Page and application data records
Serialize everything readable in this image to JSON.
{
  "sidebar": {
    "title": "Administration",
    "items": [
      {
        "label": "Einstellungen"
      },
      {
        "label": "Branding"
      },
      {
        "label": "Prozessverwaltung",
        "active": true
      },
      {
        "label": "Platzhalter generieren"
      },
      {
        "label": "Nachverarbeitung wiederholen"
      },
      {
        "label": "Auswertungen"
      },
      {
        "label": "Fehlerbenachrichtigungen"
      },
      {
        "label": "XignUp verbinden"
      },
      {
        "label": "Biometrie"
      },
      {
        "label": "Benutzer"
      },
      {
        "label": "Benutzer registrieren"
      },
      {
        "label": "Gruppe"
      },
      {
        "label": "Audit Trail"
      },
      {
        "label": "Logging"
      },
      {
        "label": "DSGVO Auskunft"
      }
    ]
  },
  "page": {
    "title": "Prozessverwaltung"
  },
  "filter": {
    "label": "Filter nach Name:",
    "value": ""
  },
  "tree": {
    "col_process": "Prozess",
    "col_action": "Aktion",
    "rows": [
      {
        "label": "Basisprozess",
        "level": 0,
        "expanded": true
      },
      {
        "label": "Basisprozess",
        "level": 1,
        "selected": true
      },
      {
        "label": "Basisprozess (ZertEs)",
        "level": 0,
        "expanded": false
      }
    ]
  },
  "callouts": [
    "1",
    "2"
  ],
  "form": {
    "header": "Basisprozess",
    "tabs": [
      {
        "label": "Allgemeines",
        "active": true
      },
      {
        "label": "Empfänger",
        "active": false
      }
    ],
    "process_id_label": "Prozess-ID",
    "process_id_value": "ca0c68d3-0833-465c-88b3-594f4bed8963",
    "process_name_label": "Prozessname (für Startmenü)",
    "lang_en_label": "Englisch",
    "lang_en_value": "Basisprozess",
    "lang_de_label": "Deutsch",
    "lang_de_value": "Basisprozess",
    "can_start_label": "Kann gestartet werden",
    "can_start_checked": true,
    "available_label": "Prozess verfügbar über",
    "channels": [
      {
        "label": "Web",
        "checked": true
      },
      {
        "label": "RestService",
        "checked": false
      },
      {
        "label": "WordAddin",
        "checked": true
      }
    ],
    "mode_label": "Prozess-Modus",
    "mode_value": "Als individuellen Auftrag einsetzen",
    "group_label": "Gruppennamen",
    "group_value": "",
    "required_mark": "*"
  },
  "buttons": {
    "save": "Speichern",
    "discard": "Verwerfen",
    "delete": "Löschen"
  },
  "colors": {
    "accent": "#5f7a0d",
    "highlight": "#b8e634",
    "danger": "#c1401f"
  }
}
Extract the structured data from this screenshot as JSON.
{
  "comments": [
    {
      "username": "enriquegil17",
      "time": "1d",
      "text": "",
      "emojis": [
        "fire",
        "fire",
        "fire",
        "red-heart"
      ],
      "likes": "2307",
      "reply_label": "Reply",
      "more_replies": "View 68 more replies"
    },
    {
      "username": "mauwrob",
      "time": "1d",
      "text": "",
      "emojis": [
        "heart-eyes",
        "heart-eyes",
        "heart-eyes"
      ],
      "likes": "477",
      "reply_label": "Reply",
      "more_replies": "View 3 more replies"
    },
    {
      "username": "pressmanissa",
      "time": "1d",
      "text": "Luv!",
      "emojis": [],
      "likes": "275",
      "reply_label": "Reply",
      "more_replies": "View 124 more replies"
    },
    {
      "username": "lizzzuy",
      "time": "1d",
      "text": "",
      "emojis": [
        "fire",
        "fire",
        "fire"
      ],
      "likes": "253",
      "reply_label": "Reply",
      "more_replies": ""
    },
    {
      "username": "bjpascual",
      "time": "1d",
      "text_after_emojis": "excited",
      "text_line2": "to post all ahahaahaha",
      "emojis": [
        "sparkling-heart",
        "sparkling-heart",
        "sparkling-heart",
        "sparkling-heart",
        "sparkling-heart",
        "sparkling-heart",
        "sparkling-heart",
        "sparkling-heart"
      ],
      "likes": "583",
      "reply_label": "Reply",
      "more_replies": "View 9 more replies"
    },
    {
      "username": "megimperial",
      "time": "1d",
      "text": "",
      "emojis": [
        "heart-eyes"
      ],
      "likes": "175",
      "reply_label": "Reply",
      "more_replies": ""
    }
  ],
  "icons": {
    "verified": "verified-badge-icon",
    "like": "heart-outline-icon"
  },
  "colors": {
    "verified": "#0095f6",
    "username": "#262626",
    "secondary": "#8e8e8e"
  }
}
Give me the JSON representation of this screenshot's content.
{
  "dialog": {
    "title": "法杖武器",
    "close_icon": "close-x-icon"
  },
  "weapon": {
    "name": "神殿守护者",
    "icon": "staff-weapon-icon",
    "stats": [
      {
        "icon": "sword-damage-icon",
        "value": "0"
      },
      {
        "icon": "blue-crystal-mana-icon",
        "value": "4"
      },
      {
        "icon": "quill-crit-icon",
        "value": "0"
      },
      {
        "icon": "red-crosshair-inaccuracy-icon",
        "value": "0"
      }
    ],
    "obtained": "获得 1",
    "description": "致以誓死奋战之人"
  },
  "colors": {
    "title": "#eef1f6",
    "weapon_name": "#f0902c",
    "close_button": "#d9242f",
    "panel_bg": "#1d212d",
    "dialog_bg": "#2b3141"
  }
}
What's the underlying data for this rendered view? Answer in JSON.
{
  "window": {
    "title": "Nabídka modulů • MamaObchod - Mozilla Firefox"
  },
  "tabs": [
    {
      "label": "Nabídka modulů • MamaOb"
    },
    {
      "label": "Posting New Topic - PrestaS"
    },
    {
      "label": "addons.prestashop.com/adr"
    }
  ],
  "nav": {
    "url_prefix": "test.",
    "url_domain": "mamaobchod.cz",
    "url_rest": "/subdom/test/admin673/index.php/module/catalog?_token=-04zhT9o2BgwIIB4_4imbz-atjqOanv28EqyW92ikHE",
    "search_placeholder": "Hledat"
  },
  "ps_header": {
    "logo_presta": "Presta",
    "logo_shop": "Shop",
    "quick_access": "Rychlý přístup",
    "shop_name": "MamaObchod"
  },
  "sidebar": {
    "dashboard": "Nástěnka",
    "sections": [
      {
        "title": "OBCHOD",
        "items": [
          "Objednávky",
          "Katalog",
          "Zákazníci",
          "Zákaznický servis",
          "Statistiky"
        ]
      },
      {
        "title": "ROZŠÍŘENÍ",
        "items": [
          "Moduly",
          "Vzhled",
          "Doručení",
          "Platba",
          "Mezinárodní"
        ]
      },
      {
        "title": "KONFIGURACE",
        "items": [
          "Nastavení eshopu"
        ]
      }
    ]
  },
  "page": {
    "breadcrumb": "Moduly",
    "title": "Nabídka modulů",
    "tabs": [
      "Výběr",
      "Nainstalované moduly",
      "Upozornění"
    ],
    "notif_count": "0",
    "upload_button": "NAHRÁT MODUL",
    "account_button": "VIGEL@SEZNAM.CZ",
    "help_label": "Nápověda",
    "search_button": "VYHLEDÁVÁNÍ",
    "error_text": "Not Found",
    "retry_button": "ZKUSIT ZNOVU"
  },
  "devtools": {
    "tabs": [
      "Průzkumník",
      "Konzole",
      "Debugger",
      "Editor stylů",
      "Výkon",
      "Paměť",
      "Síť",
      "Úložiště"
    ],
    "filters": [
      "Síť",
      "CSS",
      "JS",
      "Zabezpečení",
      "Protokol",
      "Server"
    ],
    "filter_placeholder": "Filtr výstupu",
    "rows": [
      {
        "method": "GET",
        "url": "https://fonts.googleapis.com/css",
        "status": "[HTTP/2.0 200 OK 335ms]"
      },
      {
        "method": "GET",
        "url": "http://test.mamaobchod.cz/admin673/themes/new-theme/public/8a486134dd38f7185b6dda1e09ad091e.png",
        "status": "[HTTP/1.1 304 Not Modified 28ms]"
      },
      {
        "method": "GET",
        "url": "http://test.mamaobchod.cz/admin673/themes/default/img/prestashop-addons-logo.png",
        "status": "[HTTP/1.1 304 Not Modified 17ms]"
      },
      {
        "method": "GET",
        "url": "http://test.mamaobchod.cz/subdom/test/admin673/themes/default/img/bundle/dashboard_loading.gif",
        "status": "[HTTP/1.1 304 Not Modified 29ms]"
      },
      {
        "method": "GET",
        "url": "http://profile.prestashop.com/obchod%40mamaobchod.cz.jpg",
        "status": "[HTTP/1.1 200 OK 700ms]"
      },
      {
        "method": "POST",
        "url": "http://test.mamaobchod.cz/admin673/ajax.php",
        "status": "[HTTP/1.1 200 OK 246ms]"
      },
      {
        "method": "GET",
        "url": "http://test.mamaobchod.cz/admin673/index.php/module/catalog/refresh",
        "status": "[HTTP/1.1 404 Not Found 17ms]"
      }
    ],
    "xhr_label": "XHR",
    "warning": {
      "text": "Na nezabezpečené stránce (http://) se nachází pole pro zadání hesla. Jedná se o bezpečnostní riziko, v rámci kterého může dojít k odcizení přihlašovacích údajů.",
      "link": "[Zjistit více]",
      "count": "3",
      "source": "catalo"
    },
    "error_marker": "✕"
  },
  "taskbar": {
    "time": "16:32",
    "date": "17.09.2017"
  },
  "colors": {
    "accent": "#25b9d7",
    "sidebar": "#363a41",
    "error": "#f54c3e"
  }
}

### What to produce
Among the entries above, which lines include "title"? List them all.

### Response
    "title": "Administration",
    "title": "Prozessverwaltung"
    "title": "法杖武器",
    "title": "#eef1f6",
    "title": "Nabídka modulů • MamaObchod - Mozilla Firefox"
        "title": "OBCHOD",
        "title": "ROZŠÍŘENÍ",
        "title": "KONFIGURACE",
    "title": "Nabídka modulů",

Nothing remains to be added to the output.